[Extracted entries]:

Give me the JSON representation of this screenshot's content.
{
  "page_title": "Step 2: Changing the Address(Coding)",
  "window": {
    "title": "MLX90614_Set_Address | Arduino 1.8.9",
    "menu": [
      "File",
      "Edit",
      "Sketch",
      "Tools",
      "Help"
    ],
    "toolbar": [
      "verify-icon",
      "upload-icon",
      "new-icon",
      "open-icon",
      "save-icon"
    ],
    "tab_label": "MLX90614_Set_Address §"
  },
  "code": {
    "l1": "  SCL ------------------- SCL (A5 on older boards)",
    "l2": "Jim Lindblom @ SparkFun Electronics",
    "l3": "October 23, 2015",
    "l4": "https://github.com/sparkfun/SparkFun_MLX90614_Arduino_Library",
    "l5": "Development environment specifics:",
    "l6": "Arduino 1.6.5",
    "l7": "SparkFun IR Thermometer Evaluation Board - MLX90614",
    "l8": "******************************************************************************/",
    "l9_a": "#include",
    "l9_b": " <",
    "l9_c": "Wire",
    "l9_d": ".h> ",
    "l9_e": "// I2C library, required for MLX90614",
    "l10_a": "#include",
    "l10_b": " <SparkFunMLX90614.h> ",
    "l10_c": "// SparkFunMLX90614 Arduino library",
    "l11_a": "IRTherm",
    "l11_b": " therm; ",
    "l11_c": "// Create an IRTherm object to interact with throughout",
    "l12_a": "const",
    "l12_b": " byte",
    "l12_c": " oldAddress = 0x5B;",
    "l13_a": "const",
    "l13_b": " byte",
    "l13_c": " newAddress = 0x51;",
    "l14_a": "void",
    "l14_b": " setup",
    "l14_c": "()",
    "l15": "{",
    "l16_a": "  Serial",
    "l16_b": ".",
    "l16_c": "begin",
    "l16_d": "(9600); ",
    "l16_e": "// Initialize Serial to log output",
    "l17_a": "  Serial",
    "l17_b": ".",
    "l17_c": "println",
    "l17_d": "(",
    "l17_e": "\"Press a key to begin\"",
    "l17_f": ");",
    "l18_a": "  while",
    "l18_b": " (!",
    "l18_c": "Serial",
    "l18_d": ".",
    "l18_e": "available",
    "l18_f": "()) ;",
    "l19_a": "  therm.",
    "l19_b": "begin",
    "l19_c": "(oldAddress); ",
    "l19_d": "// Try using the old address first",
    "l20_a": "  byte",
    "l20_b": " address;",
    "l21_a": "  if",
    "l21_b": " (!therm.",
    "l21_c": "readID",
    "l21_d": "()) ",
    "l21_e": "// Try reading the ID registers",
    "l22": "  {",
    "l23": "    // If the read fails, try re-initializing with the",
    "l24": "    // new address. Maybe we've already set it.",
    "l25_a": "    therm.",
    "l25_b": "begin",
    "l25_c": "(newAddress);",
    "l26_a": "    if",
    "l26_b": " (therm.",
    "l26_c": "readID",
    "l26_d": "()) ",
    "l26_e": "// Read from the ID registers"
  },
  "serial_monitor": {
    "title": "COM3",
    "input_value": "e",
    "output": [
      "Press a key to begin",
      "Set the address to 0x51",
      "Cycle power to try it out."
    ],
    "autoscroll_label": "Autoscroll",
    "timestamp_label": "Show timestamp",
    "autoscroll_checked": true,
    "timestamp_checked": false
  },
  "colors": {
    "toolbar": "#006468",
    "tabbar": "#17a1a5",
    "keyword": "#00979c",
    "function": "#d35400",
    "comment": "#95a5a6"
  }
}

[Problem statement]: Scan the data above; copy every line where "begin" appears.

[Response below]:
    "l16_c": "begin",
    "l17_e": "\"Press a key to begin\"",
    "l19_b": "begin",
    "l25_b": "begin",
      "Press a key to begin",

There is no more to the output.